Which lines of the data below include the string "Divergence"? Return each of them.

++++ Data to examine

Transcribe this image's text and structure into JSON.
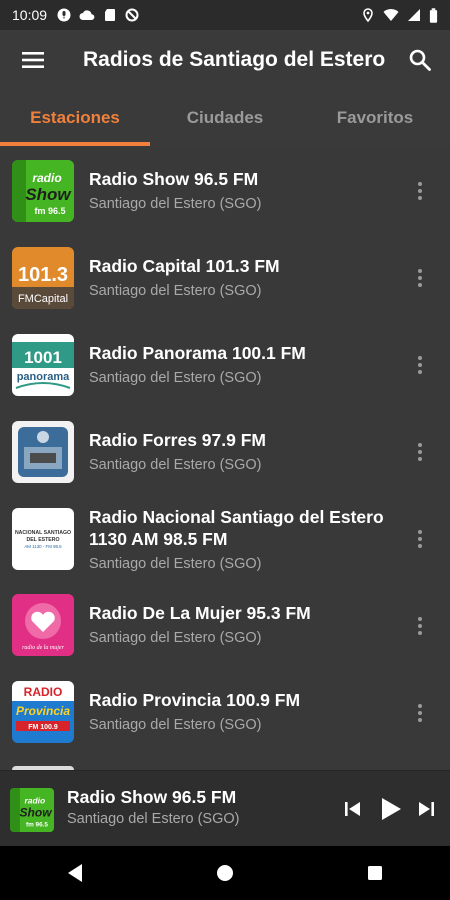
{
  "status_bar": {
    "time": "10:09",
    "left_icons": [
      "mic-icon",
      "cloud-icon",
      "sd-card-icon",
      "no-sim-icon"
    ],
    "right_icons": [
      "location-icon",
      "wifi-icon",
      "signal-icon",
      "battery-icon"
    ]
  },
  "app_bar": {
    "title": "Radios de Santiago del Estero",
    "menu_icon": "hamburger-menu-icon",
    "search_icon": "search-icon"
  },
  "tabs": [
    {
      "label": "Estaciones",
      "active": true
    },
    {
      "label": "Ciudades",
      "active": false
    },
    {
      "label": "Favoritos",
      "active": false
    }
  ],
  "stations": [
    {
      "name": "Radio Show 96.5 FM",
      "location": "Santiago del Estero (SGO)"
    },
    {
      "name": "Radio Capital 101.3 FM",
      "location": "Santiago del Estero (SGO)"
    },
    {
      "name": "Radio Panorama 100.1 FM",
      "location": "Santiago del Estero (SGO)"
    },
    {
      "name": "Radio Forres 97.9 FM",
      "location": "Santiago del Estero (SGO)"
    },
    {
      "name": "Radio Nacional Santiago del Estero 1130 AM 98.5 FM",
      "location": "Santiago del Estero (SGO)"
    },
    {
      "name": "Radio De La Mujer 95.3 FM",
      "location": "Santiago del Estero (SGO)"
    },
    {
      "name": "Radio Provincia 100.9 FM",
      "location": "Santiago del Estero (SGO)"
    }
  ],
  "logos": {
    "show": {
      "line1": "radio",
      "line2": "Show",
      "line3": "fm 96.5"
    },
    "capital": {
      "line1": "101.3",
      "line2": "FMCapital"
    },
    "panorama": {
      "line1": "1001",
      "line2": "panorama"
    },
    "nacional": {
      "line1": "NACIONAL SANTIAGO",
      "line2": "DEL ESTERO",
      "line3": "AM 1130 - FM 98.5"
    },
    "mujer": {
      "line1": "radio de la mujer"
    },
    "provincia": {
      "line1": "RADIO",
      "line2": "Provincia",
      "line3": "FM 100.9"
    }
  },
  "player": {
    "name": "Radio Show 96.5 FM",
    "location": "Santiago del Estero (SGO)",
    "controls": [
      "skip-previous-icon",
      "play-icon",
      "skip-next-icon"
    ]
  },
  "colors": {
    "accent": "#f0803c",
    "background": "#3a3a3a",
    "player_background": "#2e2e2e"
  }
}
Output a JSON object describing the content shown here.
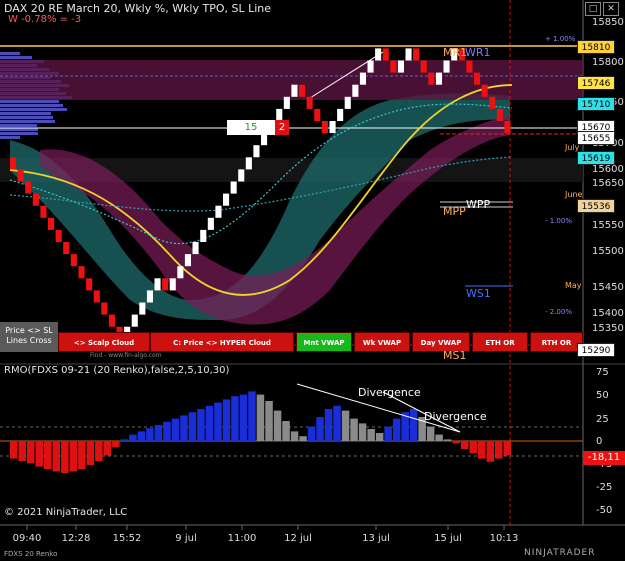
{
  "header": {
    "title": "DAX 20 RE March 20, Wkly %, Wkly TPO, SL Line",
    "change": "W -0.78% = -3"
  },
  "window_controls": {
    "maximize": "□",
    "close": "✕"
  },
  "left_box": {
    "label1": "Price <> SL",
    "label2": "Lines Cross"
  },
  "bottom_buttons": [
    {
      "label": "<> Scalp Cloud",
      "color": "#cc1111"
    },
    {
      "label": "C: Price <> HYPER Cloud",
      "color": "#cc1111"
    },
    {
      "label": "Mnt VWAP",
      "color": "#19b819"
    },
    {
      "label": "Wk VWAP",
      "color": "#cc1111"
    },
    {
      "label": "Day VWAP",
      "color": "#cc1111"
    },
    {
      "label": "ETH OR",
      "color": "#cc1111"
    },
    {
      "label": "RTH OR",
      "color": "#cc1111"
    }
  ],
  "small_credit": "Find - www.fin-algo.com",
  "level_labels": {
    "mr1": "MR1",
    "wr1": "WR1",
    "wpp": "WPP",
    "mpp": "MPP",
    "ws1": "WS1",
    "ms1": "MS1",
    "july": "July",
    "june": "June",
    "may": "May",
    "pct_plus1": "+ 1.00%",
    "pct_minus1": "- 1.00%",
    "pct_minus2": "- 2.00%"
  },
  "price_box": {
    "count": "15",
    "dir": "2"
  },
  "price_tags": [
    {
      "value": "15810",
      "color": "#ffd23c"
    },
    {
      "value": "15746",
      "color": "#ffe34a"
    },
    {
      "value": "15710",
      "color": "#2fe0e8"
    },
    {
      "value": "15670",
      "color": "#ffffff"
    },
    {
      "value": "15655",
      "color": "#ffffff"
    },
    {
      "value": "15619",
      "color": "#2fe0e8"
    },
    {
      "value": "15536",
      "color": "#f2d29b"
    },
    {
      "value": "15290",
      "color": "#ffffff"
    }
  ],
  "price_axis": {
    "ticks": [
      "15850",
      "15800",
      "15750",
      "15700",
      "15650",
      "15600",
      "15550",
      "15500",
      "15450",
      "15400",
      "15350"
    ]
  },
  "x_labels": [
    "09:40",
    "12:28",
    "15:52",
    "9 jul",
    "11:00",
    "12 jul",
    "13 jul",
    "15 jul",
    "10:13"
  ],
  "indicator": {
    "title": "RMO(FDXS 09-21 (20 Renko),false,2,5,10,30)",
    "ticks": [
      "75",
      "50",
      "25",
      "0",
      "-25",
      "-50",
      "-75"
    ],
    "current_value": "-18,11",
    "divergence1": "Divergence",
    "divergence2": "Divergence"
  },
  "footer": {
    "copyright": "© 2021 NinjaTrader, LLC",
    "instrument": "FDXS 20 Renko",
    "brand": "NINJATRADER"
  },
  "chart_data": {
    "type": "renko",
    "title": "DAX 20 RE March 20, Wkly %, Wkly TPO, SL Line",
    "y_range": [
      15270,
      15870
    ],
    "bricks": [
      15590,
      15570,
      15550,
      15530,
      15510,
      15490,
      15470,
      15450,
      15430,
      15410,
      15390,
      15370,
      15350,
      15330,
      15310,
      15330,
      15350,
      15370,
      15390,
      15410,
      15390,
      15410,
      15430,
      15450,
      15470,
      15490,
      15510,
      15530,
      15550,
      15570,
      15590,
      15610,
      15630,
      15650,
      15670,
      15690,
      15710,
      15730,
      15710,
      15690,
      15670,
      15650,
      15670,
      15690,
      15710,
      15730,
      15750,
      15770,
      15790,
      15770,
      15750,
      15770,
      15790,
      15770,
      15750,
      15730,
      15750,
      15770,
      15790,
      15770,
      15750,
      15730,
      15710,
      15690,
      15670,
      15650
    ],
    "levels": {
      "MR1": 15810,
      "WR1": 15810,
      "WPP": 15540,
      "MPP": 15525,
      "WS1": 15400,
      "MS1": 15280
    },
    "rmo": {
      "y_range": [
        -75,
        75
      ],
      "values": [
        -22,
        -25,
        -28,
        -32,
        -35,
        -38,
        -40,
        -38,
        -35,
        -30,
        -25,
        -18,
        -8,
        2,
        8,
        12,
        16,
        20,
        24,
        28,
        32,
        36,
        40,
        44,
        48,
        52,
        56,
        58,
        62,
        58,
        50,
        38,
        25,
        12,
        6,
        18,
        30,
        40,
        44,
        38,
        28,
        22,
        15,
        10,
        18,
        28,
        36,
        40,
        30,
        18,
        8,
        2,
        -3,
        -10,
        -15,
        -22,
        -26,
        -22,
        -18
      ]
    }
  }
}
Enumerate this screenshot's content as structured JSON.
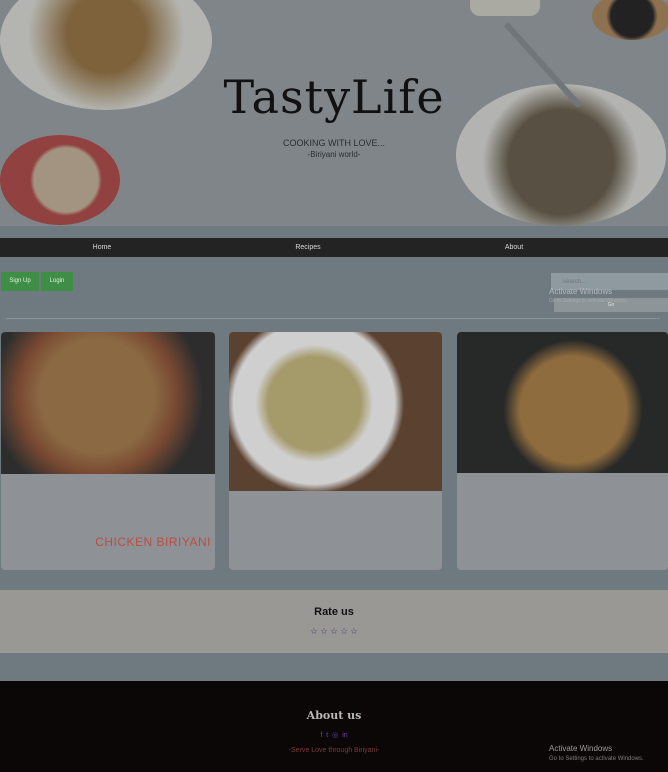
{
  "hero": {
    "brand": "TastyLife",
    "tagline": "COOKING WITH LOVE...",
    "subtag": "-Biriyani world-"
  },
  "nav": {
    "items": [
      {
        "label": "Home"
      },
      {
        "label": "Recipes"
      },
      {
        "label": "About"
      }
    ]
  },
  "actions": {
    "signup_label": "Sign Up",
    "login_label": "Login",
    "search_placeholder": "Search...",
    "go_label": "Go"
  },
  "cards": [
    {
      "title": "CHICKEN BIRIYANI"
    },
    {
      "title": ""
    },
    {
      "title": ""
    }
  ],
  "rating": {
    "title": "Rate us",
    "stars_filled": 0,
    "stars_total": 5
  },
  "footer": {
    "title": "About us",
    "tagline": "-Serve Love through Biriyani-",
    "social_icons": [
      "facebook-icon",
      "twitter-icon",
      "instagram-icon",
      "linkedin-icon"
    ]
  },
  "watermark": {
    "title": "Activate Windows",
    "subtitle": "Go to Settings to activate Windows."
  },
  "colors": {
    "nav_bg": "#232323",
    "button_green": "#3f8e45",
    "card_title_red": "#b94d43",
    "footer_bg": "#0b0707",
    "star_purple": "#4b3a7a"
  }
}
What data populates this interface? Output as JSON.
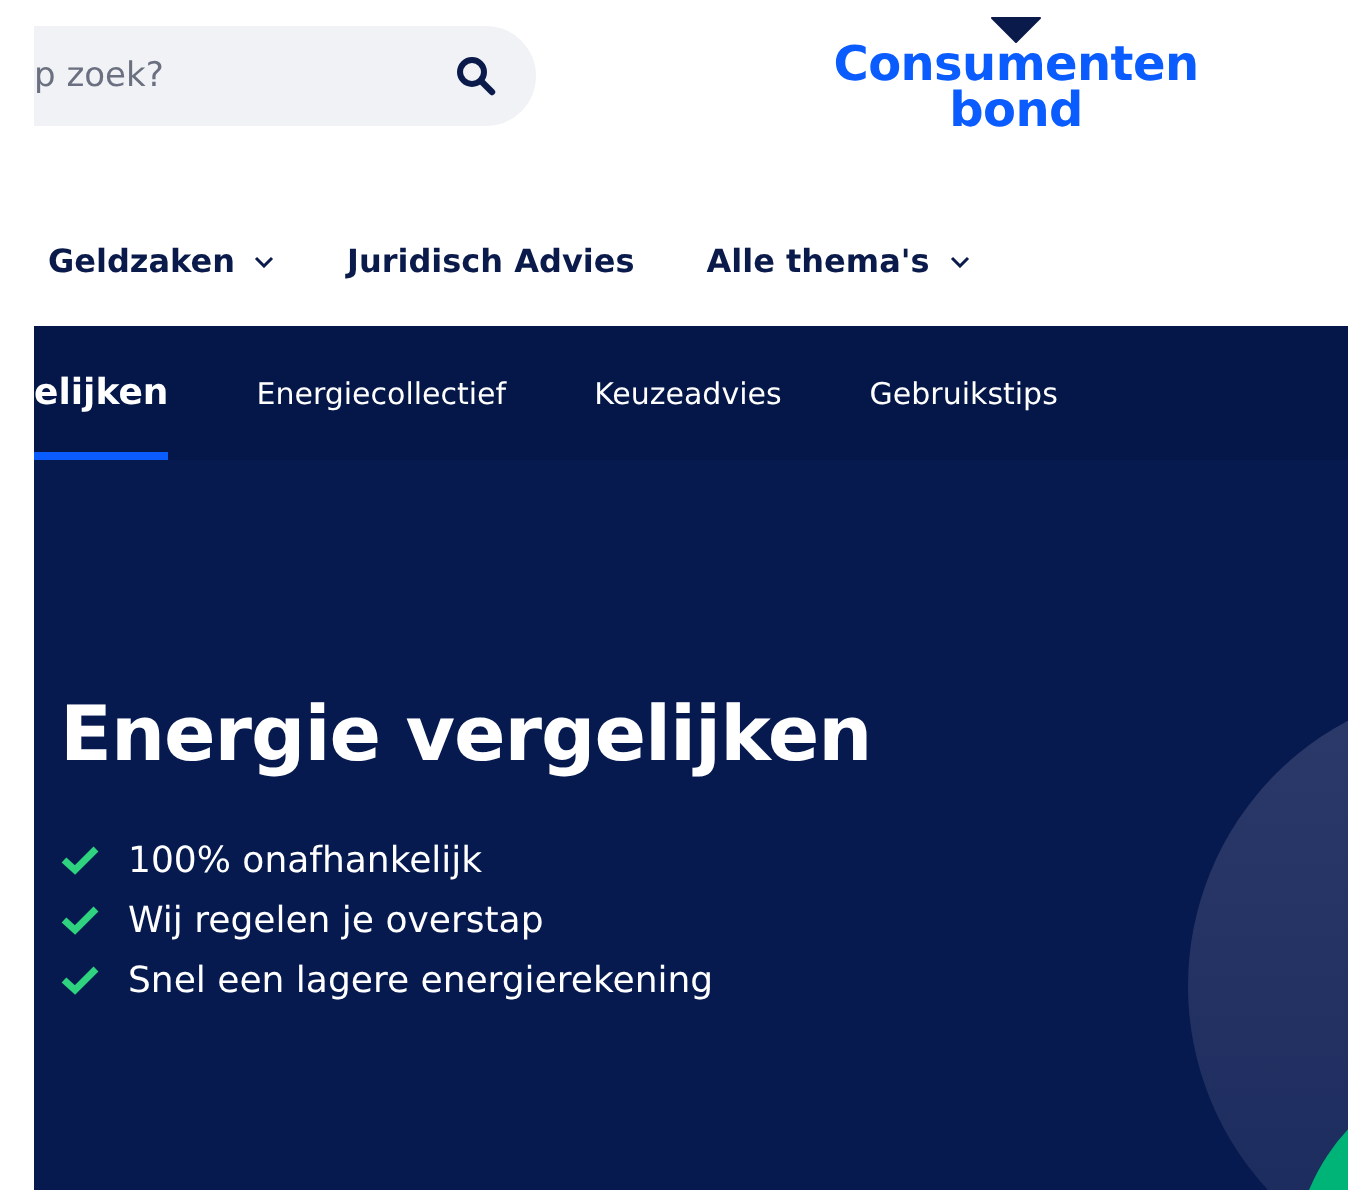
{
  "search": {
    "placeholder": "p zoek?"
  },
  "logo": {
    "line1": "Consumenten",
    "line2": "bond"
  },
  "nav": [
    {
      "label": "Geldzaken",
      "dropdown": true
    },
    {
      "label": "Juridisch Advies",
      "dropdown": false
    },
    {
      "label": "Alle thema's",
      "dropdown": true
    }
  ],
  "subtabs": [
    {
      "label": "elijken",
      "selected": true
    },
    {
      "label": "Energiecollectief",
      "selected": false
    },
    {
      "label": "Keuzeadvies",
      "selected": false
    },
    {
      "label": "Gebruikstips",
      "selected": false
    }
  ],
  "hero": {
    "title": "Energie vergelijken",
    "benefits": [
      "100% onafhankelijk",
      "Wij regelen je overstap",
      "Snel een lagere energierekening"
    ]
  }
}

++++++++

■ Output for this task ■
    "divergence1": "Divergence",
    "divergence2": "Divergence"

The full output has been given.